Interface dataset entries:
··········
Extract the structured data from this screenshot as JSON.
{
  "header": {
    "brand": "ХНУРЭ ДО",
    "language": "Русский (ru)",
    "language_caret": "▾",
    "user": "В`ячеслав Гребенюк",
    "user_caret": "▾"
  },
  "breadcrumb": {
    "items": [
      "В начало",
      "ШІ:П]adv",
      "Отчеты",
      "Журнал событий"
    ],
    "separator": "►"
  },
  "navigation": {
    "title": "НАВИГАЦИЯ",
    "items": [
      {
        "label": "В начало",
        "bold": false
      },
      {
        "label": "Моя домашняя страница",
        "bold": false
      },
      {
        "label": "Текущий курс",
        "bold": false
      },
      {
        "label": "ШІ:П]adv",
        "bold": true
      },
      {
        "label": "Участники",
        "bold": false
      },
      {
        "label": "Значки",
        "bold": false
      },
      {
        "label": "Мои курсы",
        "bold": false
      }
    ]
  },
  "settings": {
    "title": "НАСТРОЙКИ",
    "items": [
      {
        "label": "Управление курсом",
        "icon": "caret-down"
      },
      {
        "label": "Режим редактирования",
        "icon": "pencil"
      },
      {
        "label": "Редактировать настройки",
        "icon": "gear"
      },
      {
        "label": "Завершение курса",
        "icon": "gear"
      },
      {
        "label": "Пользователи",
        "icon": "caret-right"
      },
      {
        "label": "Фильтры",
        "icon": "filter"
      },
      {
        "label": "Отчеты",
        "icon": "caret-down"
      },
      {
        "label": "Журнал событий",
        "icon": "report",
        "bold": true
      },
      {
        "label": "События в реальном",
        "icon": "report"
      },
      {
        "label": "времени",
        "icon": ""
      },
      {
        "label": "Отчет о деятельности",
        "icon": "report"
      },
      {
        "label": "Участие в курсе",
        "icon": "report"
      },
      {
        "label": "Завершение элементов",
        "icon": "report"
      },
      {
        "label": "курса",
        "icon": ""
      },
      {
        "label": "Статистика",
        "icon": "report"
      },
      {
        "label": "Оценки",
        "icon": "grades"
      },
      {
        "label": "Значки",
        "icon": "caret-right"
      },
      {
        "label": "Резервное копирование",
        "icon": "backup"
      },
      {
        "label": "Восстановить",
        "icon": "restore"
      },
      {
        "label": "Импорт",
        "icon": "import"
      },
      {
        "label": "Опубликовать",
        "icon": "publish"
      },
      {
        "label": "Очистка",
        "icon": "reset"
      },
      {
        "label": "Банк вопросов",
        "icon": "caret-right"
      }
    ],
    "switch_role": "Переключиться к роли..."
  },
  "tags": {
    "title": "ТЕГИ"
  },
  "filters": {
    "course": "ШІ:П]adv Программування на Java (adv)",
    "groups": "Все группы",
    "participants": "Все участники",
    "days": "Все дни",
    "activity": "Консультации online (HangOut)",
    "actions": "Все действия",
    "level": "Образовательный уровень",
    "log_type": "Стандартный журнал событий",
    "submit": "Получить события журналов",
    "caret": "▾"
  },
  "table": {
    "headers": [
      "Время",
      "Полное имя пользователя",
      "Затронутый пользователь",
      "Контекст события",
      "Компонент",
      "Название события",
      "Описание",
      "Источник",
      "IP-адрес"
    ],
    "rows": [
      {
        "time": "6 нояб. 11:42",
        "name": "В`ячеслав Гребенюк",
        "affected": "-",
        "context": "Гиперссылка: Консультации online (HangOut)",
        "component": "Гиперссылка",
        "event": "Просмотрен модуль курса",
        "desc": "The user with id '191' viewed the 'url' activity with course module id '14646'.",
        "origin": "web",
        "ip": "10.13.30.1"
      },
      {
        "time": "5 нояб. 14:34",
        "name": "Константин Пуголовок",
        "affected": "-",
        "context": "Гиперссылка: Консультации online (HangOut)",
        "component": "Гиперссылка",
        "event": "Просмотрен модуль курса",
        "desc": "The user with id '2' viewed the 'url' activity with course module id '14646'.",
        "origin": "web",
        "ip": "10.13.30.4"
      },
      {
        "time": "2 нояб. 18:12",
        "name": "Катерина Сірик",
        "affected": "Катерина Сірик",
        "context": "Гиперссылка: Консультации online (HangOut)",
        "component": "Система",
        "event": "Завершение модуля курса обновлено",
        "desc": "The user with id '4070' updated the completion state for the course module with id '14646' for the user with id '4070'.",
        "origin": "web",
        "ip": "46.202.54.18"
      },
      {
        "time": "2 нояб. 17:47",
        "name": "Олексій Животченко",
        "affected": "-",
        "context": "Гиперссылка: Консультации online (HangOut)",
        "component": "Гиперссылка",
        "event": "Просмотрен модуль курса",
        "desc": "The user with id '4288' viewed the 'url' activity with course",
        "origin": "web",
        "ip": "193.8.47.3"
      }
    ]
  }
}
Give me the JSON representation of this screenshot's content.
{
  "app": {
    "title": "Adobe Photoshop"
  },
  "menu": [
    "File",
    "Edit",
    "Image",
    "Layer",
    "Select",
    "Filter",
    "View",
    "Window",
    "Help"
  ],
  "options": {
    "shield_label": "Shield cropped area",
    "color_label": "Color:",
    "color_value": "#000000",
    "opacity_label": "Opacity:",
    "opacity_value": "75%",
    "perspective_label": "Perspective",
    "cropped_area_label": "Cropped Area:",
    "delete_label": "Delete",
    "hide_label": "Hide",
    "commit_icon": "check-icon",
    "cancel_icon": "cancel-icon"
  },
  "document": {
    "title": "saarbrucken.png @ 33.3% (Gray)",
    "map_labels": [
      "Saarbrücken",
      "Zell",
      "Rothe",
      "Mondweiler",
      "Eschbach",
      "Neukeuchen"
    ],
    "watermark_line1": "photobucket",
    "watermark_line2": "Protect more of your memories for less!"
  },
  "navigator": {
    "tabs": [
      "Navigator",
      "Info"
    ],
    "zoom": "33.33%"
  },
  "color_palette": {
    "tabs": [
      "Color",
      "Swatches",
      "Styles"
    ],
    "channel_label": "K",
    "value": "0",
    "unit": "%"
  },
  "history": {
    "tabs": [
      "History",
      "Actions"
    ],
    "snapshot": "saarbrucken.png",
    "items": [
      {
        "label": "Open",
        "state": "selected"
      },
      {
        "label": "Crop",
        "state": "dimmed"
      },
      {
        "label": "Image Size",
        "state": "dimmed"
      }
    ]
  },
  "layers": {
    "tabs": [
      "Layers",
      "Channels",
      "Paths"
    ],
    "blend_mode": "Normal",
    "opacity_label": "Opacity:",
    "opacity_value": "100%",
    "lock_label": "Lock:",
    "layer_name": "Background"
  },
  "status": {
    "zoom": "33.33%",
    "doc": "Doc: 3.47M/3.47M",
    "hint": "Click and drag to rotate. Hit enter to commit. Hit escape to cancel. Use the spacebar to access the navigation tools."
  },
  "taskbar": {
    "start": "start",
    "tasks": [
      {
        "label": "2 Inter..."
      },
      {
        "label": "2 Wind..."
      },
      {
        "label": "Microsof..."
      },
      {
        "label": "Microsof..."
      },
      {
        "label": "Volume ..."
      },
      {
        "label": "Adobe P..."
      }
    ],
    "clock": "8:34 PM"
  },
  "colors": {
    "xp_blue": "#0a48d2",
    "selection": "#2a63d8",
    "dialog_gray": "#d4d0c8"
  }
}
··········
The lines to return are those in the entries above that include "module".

        "desc": "The user with id '191' viewed the 'url' activity with course module id '14646'.",
        "desc": "The user with id '2' viewed the 'url' activity with course module id '14646'.",
        "desc": "The user with id '4070' updated the completion state for the course module with id '14646' for the user with id '4070'.",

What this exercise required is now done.